Meko8195 said...
on May. 10 2011 at 10:54 am
Meko8195, Dover, Pennsylvania
0 articles 4 photos 96 comments

Favorite Quote:
The pressure makes us stronger, the struggle makes us hunger; the hard lessons make the difference...and the difference makes it worth it.

I to saw some small errors like saying "safe" instead of "save". small errors but other than that the stories great :)

on May. 7 2011 at 12:49 am
Garnet77 PLATINUM, Sinagpore, Other
31 articles 6 photos 577 comments

Favorite Quote:
"Everything's a triangle." ~ My mother

"Write what you love, write what you care about, because sometimes, it's the easiest way to be heard."

I think the only errors I saw may have been some past/present tense problems. Other than that, it was really good. I think you’re succeeding in making it a sort of puzzle :)

on May. 5 2011 at 6:30 pm
faerietalesdie SILVER, Riverside, California
6 articles 1 photo 2 comments

Thank you! The second chapter is supposed to be like that. It makes a lot more sense after reading the third chapter. The whole story is supposed to be a puzzle (I just don't know if I suceeded in making it one).

What sort of errors are there? I wouldn't be surprised if I mispelled something.

Ok! I'll defintely check it out. I like the sound of the title all ready.

Thank you again!

on May. 5 2011 at 9:15 am
Garnet77 PLATINUM, Sinagpore, Other
31 articles 6 photos 577 comments

Favorite Quote:
"Everything's a triangle." ~ My mother

"Write what you love, write what you care about, because sometimes, it's the easiest way to be heard."

Hey! I love the sense of mystery in the first chapter. For a second, I had no idea what was going on. I like the style of your writing, even though I caught a few minor errors that can be taken care of easily. I’m interested to see where the story is going.
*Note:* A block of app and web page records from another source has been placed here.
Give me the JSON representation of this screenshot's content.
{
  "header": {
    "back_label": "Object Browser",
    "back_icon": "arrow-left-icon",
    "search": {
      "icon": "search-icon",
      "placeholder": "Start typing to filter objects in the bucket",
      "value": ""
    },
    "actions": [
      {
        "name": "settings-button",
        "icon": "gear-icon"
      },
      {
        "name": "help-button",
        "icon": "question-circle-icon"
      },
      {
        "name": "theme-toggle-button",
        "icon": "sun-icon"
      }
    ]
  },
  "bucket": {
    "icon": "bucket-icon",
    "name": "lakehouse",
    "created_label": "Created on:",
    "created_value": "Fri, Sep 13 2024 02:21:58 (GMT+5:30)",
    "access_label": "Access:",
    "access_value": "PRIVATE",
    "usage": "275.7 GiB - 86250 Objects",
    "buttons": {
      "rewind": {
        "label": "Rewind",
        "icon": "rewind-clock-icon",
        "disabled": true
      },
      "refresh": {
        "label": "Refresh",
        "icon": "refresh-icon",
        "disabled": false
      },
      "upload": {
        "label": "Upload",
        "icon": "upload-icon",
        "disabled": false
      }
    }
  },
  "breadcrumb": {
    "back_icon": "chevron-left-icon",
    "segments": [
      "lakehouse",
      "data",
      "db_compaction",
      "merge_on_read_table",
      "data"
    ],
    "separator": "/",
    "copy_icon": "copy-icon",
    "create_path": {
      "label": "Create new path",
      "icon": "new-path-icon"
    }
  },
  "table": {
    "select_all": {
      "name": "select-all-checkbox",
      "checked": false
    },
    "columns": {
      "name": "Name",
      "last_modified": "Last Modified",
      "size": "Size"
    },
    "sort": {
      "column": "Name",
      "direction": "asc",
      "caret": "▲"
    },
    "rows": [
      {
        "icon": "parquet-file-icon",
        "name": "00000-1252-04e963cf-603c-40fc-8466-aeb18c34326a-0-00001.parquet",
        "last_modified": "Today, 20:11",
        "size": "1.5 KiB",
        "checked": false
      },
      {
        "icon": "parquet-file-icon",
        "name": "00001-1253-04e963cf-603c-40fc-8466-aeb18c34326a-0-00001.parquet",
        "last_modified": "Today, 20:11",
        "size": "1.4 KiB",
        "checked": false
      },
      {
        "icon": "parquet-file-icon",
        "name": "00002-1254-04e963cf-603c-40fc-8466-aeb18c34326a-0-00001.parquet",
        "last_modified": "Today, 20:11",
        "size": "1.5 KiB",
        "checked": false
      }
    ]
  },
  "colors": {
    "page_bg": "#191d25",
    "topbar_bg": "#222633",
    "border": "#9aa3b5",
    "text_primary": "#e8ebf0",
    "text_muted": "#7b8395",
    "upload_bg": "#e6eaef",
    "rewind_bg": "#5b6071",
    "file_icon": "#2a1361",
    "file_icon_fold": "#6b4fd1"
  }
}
And if you’d like, check out my novel--Wandering Soul. I’m kind of posting it as I write, and I’d appreciate some feedback. Thanks. Anyway, keep writing :)